┌──
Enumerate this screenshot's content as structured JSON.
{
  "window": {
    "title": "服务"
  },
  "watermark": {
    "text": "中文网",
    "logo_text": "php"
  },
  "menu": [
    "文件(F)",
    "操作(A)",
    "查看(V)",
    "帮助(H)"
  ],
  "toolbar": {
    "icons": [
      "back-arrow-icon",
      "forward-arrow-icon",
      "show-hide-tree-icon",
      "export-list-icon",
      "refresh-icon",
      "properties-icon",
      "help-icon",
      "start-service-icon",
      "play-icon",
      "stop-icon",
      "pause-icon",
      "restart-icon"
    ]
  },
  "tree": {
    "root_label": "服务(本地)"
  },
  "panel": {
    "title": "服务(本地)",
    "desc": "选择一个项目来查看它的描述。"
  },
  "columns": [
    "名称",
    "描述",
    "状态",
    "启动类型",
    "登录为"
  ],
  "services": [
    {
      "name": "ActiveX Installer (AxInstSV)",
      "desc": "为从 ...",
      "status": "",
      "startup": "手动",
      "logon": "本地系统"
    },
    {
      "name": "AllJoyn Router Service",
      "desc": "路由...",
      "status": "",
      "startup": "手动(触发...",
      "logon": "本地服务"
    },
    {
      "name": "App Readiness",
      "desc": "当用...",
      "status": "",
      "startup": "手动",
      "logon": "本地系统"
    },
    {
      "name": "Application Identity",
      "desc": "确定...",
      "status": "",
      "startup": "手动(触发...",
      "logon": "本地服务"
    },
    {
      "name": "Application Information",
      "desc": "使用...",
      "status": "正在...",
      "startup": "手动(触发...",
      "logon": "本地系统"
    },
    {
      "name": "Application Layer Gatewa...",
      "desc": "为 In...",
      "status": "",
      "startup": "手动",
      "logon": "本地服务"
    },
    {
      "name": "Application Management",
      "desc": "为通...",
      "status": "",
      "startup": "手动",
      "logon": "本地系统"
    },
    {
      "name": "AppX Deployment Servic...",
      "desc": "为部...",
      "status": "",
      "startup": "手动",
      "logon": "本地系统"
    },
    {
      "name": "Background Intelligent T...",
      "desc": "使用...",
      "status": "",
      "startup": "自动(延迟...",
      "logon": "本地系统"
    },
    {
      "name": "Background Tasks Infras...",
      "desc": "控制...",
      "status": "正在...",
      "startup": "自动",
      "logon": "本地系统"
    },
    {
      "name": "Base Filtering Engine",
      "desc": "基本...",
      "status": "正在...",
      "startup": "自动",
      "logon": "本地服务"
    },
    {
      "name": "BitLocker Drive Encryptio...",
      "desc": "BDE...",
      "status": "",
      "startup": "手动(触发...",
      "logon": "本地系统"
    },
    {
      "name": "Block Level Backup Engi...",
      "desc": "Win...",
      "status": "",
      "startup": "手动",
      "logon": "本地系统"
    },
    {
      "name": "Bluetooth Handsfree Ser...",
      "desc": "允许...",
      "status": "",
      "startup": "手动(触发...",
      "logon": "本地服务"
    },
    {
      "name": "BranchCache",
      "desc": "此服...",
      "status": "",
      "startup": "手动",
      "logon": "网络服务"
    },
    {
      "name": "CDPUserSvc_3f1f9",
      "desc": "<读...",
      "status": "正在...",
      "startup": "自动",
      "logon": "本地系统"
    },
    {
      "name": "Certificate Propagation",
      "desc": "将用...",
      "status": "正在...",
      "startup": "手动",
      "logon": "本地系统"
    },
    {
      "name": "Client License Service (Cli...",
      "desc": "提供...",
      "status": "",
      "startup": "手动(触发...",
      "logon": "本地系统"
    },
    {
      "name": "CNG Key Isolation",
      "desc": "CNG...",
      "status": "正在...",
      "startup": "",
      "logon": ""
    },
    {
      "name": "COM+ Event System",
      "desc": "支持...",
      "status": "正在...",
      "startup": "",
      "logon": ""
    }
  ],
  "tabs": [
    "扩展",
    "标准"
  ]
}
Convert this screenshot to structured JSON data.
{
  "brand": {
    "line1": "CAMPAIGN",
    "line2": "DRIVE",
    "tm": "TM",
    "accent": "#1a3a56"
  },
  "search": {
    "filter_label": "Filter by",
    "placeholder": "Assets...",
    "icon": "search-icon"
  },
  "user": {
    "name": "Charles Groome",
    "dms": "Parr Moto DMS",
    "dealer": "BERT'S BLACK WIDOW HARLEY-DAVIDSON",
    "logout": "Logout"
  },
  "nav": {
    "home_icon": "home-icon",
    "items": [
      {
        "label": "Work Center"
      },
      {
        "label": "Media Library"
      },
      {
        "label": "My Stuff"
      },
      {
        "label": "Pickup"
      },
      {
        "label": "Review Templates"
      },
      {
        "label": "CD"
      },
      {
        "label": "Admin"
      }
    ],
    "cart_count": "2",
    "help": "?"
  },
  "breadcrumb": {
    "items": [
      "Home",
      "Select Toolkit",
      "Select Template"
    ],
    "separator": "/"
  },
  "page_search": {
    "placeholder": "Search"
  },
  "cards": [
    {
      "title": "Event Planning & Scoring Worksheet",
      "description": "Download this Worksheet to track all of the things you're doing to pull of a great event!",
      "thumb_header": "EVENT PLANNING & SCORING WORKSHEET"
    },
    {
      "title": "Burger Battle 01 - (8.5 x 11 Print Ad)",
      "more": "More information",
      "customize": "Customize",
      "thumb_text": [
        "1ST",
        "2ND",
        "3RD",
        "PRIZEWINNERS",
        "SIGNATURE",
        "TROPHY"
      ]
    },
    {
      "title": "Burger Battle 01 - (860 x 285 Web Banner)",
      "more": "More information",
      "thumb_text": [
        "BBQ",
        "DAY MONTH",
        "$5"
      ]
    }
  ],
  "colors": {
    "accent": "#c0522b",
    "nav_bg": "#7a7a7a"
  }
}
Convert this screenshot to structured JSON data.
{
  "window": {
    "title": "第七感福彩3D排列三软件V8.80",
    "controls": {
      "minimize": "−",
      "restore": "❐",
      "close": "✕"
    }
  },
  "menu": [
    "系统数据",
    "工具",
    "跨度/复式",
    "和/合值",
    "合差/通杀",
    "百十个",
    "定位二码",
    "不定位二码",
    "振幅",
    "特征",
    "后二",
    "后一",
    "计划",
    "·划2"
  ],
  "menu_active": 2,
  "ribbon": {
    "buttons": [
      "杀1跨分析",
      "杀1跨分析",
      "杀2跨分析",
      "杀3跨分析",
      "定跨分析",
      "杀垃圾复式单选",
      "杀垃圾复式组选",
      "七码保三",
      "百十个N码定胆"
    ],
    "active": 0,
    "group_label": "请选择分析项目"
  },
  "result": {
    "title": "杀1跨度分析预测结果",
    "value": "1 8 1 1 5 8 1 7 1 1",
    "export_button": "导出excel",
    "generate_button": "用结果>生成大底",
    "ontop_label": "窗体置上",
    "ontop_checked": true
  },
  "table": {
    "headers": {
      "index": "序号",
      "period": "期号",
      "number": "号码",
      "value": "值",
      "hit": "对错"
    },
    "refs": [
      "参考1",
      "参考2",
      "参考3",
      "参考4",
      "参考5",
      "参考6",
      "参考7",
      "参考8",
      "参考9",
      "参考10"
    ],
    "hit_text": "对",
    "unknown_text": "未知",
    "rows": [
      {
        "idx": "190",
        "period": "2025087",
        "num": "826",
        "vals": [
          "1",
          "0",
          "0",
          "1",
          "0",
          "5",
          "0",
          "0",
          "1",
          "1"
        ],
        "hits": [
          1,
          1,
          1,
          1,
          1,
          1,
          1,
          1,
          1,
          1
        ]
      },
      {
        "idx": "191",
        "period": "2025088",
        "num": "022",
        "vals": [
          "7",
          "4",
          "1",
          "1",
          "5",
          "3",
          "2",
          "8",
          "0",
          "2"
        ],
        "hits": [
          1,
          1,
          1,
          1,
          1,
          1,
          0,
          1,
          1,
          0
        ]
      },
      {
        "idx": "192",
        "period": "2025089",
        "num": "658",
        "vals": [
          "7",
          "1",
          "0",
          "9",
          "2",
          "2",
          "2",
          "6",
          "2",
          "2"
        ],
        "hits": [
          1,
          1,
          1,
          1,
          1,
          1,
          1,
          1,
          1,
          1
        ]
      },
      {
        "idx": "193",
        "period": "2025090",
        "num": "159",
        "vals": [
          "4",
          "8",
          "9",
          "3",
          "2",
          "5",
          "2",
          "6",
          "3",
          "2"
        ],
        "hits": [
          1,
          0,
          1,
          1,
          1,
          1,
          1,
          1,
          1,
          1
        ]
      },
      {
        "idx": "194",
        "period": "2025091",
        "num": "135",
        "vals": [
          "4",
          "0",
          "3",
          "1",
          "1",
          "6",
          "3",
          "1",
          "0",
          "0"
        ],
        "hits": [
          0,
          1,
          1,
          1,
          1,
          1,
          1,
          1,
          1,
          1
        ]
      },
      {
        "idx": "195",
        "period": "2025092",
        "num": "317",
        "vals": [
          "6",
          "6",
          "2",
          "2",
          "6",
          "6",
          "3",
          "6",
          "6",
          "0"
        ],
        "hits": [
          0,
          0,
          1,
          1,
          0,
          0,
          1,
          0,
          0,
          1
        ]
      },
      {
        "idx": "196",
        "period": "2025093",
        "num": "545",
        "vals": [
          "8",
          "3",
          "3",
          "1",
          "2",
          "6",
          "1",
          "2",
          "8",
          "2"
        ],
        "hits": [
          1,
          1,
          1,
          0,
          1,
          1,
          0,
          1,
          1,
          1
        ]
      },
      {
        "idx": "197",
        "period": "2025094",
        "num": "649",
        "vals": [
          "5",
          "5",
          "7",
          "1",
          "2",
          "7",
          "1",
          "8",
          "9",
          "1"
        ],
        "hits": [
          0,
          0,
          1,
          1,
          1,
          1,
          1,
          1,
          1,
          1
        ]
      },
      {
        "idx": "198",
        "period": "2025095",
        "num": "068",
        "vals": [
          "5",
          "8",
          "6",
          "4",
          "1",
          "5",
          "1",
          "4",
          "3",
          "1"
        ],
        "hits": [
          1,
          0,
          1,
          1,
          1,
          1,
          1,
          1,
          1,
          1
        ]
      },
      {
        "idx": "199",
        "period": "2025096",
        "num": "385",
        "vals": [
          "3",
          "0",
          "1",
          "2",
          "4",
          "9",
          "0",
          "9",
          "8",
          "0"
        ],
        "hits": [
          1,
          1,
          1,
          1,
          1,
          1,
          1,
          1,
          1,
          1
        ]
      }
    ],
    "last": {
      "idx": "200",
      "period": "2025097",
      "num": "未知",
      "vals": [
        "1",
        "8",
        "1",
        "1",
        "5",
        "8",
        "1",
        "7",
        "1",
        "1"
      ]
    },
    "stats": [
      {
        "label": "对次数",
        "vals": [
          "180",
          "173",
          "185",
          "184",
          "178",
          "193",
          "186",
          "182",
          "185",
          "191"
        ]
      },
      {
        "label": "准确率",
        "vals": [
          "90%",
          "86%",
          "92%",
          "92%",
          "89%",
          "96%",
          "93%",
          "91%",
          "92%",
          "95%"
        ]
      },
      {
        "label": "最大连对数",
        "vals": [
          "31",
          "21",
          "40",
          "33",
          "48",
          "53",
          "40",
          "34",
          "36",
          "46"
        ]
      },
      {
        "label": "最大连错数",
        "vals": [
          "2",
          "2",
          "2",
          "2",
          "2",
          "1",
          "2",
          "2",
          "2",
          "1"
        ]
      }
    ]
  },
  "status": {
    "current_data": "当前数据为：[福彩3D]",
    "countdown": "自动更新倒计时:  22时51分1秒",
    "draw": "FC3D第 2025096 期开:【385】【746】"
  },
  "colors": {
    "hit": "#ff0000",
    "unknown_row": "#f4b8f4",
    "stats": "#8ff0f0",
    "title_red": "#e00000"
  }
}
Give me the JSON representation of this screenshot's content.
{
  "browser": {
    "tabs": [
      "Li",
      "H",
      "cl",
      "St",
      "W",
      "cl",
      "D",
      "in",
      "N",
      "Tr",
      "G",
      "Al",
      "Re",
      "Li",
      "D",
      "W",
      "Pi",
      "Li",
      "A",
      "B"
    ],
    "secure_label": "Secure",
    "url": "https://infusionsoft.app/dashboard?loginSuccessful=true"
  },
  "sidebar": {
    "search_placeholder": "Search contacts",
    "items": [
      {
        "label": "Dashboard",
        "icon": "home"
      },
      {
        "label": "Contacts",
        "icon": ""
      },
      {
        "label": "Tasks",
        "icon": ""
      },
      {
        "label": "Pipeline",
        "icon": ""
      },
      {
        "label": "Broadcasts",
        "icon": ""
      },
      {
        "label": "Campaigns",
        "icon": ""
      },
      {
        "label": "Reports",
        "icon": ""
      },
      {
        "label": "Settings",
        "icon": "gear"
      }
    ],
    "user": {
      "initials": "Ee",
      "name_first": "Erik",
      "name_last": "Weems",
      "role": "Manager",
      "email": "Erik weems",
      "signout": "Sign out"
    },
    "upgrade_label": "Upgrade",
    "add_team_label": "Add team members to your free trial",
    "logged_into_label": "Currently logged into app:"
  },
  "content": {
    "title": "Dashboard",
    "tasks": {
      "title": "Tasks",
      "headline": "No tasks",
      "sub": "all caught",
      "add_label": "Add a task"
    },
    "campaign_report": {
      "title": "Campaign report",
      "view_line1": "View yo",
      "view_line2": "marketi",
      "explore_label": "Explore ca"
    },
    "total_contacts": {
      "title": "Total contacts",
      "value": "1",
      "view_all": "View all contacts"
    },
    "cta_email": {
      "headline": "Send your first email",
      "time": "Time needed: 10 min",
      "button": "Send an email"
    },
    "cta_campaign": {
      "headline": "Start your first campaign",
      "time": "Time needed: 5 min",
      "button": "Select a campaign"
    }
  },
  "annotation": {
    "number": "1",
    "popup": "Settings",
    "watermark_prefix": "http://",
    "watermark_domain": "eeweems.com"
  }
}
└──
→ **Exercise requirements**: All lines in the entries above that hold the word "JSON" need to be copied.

→ **Solution for this exercise**:
Enumerate this screenshot's content as structured JSON.
Convert this screenshot to structured JSON data.
Convert this screenshot to structured JSON data.
Give me the JSON representation of this screenshot's content.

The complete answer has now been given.